Resumes are dead, some will tell you. Don't need one, shouldn't make one, never send one.

Or you still need one, but not the one you're used to. Has to be scannable. E-mailable. Online. Even better, a multi-media presentation on your own Website!

Well…no. Resumes are not dead. The process has changed in some very key ways—slapping together a quick list of your jobs and schools and, oh, yeah, some of that volunteer stuff and extracurricular clubs, is not going to fly anymore (presuming it ever did). Speaking of "key," who ever heard of "key words" a decade ago? But then, we weren't posting our resumes on Hotjobs.com, either.

There are more and more qualified people out there for most jobs than in recent memory. So what's really changed is the level of competition and the need, more than ever, to set yourself apart from all those other contenders.

Nope, still need a resume. Just one that's going to require more preparation, better writing, and a more professional, eye-catching presentation.

Exactly what is a resume?

Your resume is a written (or e-mailed, scannable, or electronic) document that is intended to convince an employer that his needs and your skills and qualifications are a perfect match. Which doesn't mean you will immediately be offered the job, just that you will get in the door for an interview.

Your resume should describe you and show what you can do by highlighting what you have already done. It should include your professional and volunteer experience, special skills, education, and accomplishments.

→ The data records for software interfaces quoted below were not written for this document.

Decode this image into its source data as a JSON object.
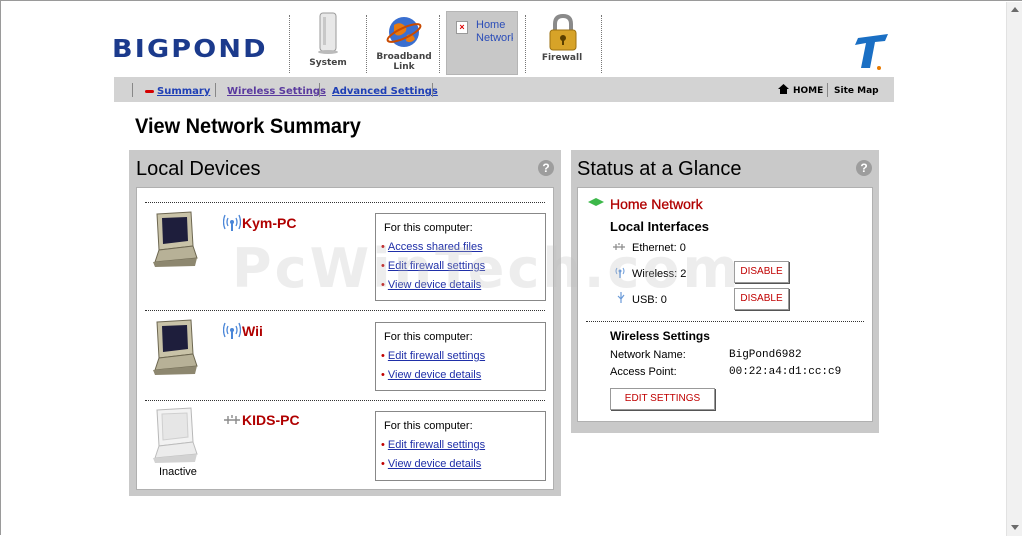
{
  "brand": {
    "logo_text": "BIGPOND"
  },
  "tabs": [
    {
      "label": "System"
    },
    {
      "label_line1": "Broadband",
      "label_line2": "Link"
    },
    {
      "label_line1": "Home",
      "label_line2": "Network"
    },
    {
      "label": "Firewall"
    }
  ],
  "nav": {
    "summary": "Summary",
    "wireless": "Wireless Settings",
    "advanced": "Advanced Settings",
    "home": "HOME",
    "sitemap": "Site Map"
  },
  "page_title": "View Network Summary",
  "local_devices": {
    "title": "Local Devices",
    "help": "?",
    "devices": [
      {
        "name": "Kym-PC",
        "box_title": "For this computer:",
        "links": [
          "Access shared files",
          "Edit firewall settings",
          "View device details"
        ]
      },
      {
        "name": "Wii",
        "box_title": "For this computer:",
        "links": [
          "Edit firewall settings",
          "View device details"
        ]
      },
      {
        "name": "KIDS-PC",
        "status": "Inactive",
        "box_title": "For this computer:",
        "links": [
          "Edit firewall settings",
          "View device details"
        ]
      }
    ]
  },
  "status": {
    "title": "Status at a Glance",
    "help": "?",
    "home_network": "Home Network",
    "local_interfaces": "Local Interfaces",
    "ethernet": "Ethernet: 0",
    "wireless": "Wireless: 2",
    "usb": "USB: 0",
    "disable_label": "DISABLE",
    "wireless_settings": "Wireless Settings",
    "network_name_label": "Network Name:",
    "network_name_value": "BigPond6982",
    "access_point_label": "Access Point:",
    "access_point_value": "00:22:a4:d1:cc:c9",
    "edit_button": "EDIT SETTINGS"
  },
  "watermark": "PcWinTech.com",
  "colors": {
    "accent_red": "#b00000",
    "link_blue": "#1f2fa8",
    "panel_gray": "#c9c9c9",
    "brand_blue": "#1b3a8c"
  }
}
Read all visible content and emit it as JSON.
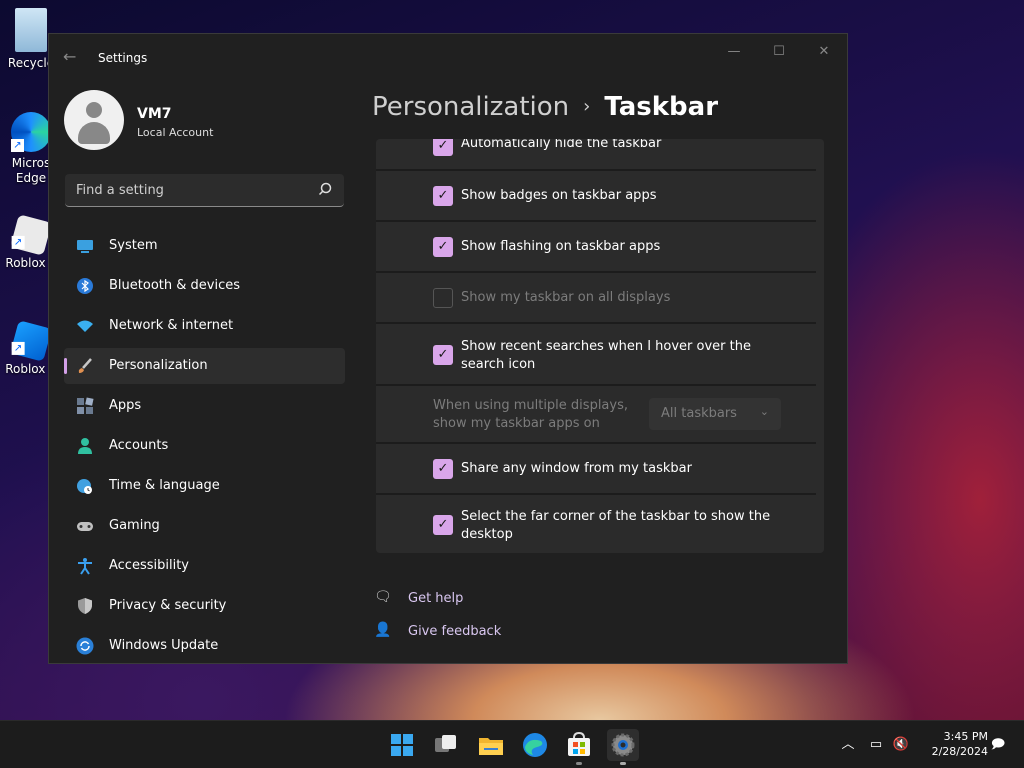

What shouldn't your resume be? Informal, lengthy, unfocused, lacking in pertinent detail, glib, highly personal, chatty, dishonest, or overblown. Oh, and it shouldn't be a mix of 14 different type styles (with liberal use of boldface, italics, and underlines) printed on canary yellow or purple neon paper.

Who needs a resume? You do. Whatever your age, sex, marital status, religious persuasion, or hair color. Whether you're graduating from high school, college, or grad school; moving in, up, or out of a career; "transitioning" from one career to another (or from the military to anything); or reentering the workforce after any substantial interruption.

Did I omit your situation? Sorry—but you need a resume, too.

Even if you're a student just applying for a summer job, internship, or part-time work, a well-prepared, well-written, well-designed resume will set you apart, show prospective employers you're serious, and present you in the manner you want to be perceived—professional, competent, and ready to work.

What will it do for me?

An excellent resume will not get you a job all on its own. But it does demonstrate that you take yourself and your career seriously—that you've put the necessary time and thought into communicating your qualifications, accomplishments, and goals.

A good resume helps you pique a prospective employer's interest and prevents you from achieving circular-file status. Whether you're making a "cold" call or have already developed a contact within the company, your resume is the personal calling card that will help you market your skills and experience…and perhaps land you an interview.

In today's job market, networking is essential. Your friends, neighbors, relatives, and former co-workers are all significant contacts in the business world. Having a current resume comes in handy when Uncle James or Neighbor Nancy hears about a position right up your alley. Circulating your resume among your network increases your chances of landing gainful employment.

Your resume also serves as a self-assessment tool, an opportunity to complete a self-inventory and see where you've been and where you'd like to go. Creating your resume allows you to evaluate your career and set future goals.